Find every line below where the string "identified" shows up, and copy those lines.

GIVEN ENTRIES Block Start

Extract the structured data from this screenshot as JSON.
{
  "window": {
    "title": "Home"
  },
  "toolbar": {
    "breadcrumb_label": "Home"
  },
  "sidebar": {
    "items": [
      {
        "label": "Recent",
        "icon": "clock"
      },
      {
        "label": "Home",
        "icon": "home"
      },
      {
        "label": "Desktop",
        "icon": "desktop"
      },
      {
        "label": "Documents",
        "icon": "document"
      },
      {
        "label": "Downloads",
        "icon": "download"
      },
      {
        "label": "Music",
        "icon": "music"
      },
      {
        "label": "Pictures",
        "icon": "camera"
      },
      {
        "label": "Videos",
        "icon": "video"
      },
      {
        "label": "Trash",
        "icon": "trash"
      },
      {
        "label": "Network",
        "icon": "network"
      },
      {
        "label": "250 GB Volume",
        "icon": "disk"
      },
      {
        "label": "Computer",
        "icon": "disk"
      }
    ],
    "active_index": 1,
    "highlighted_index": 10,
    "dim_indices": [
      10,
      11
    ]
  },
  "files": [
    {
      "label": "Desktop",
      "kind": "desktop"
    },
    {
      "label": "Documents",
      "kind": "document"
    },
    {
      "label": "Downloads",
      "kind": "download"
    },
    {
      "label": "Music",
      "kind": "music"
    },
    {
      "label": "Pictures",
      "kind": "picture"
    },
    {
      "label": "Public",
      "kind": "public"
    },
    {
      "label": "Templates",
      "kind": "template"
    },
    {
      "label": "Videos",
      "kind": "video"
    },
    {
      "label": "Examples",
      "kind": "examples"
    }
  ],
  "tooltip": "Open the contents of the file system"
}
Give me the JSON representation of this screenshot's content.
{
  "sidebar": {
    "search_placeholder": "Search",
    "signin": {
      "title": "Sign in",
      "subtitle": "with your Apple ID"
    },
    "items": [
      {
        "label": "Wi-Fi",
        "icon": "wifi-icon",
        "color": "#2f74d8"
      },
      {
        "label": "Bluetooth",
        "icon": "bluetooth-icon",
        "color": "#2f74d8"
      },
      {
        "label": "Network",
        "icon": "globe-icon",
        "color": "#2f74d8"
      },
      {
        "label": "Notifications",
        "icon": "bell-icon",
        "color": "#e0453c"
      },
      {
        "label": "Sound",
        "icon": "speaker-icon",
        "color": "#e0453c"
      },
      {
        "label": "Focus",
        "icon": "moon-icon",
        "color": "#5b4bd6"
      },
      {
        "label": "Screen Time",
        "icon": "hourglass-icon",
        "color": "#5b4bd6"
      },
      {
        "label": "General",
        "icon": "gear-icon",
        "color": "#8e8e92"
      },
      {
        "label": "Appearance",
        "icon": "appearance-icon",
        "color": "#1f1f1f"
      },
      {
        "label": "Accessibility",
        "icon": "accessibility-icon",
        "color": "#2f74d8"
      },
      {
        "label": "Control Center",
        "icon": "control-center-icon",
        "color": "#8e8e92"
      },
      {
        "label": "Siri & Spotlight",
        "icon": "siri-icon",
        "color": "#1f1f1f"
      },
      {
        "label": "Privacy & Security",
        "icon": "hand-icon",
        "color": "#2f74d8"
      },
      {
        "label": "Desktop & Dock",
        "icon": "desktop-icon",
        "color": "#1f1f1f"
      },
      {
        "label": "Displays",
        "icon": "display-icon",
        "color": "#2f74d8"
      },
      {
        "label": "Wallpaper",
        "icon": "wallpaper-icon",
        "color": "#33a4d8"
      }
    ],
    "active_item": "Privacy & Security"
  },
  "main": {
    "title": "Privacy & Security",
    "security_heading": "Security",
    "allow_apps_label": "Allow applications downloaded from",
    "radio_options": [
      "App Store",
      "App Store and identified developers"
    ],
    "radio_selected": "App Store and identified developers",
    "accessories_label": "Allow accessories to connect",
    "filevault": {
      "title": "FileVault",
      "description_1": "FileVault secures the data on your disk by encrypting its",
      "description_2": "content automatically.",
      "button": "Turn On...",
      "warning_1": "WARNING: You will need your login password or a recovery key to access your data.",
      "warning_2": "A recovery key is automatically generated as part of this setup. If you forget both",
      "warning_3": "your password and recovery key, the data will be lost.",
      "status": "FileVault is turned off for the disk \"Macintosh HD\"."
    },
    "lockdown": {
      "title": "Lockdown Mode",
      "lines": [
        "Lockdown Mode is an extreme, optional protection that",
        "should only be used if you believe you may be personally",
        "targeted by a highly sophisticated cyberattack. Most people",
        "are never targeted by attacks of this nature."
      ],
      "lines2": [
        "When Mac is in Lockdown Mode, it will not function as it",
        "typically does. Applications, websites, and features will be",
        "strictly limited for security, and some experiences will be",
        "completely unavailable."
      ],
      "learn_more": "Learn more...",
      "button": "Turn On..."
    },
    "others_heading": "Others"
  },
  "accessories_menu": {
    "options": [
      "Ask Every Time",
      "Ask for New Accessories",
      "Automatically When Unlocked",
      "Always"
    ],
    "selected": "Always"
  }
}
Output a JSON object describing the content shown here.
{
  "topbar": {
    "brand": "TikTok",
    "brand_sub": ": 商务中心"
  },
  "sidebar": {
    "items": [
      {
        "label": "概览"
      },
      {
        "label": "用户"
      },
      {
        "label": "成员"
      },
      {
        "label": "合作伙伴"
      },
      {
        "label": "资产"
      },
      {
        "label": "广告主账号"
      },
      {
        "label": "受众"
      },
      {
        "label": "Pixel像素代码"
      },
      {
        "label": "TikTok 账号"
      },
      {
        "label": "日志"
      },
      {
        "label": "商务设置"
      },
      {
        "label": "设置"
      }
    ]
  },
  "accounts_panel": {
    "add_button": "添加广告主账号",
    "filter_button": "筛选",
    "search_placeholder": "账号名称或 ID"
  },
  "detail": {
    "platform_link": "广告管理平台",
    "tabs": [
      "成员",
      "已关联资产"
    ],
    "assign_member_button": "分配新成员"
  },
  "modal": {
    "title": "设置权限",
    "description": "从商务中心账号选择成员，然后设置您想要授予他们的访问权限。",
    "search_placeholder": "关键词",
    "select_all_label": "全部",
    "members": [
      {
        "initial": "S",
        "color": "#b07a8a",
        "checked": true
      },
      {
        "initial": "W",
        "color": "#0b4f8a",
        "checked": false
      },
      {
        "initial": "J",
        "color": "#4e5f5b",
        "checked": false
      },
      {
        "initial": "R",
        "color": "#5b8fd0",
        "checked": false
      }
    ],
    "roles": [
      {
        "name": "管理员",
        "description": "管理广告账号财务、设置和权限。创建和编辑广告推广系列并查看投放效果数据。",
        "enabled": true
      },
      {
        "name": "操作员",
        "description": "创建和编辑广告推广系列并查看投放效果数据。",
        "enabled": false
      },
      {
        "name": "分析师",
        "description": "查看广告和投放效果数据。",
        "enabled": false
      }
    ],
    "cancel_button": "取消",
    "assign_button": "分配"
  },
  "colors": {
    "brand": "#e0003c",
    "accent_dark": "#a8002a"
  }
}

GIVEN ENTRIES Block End
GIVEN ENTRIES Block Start

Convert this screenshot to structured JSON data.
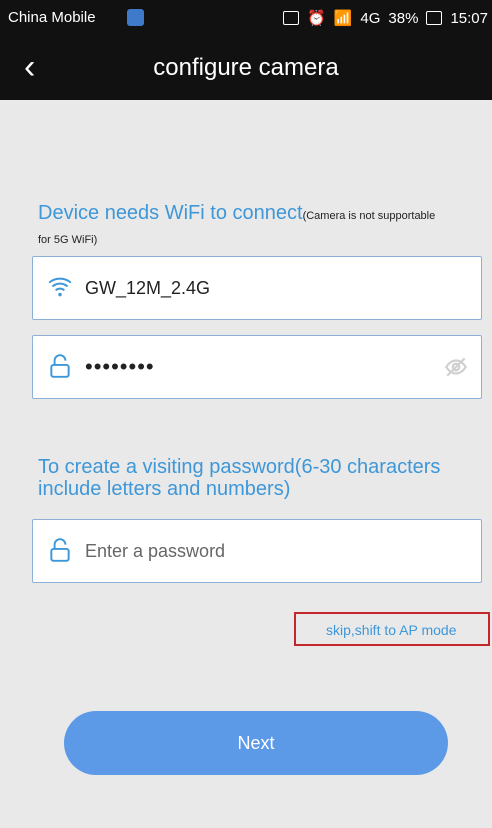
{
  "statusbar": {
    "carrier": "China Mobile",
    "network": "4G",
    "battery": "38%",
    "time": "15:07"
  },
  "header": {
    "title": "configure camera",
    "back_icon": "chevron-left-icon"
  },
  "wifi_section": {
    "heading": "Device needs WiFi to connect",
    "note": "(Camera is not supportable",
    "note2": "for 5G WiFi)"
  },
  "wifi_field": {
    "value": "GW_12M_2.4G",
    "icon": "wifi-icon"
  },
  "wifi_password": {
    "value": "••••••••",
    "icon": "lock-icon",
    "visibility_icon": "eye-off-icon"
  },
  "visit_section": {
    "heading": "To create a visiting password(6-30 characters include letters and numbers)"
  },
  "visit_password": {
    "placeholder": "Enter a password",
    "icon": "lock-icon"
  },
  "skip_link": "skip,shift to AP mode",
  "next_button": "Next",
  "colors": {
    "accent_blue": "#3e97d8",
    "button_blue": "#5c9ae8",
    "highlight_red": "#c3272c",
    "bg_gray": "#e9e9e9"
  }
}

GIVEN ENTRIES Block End

**TASK SOLUTION**
      "App Store and identified developers"
    "radio_selected": "App Store and identified developers",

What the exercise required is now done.